Prepare a few small pieces of food (e.g. cut some fruit or break a biscuit into a few bite-sized chunks).
- Make sure that you are relaxed before you start.
- Take a small bite and don’t rush. Chew slowly and peacefully and let yourself feel good about it.
- Avoid any distractions (talking to somebody or thinking about something else). Focus fully on savouring the experience and take pleasure in it.
Do you feel differently after eating in this way? If you feel better, what can you do to continue practising mindful eating (e.g. stop eating in front of your computer or TV)? What about sharing a meal with others? This can be a pleasure too, but it can also be a distraction, so it is suggested to practise mindful eating on your own first. When you make a habit of it so that you can switch imperceptibly between them, you can add that other pleasure too.
Being in charge of pleasure
We are all concerned about widespread addictions to tobacco, alcohol, junk food, drugs, sex and so on. However, the real issue is the addiction to pleasure itself. You can check where you are in this respect. How do you feel when you are not experiencing or seeking a pleasure? Are images of what you could have or get popping into your mind uninvited? Do you feel at peace or do you feel restless and that something is missing even if your real needs are actually satisfied? If the latter, you are not alone, it is quite common. What can counter this mother of all addictions is patiently nurturing a sense of inner harmony and peace of mind.

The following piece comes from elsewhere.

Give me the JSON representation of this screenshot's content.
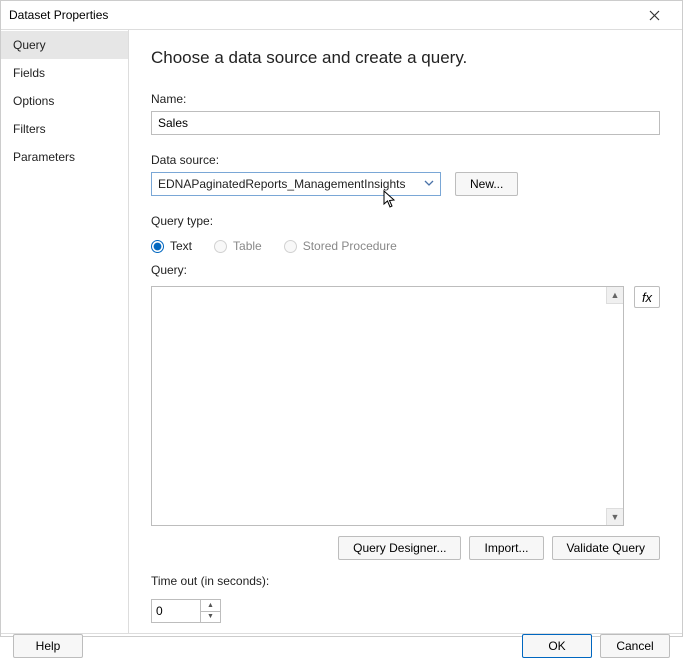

In other words, happiness – it is well known that happy people depend on pleasures less. The exercise below can also help (with specific cravings as well as with this general one):
- Close your eyes, relax and imagine a trigger (something that brings the craving sensation).
- Now, forget the trigger and focus on the craving itself – what does it look like? Where do you feel it?
- Relax the surrounding area, accept and just observe that sensation with curiosity but dispassionately.
- Do you want it? If not, allow the sensation to subside spontaneously or try gently to make some changes to the associated image (e.g. let it go, deflate it, rein it in).
- Bring in another sensation that you are happy with (e.g. feeling good, feeling free, feeling strong, or in control).
This exercise is like a riding a bike, it may take some time to get the knack of it, but eventually it will become automatic – you will be able to go through it quickly even in social situations without anybody noticing it. But, how can you know if you are balancing pleasure right? In a nutshell, you have a good relationship with pleasure if you are experiencing your pleasures fully while you are partaking in them and if you are still happy when you are not.
(1) Eysenck, M. W. (1990) Happiness. Hove: Erlbaum, p.120.
(2) Kokkinos, A. et al. (2010) ‘Eating Slowly Increases the Postprandial Response of the Anorexigenic Gut Hormones, Peptide YY and Glucagon-Like Peptide-1’ in J Clin Endocrinol Metab, 95(1).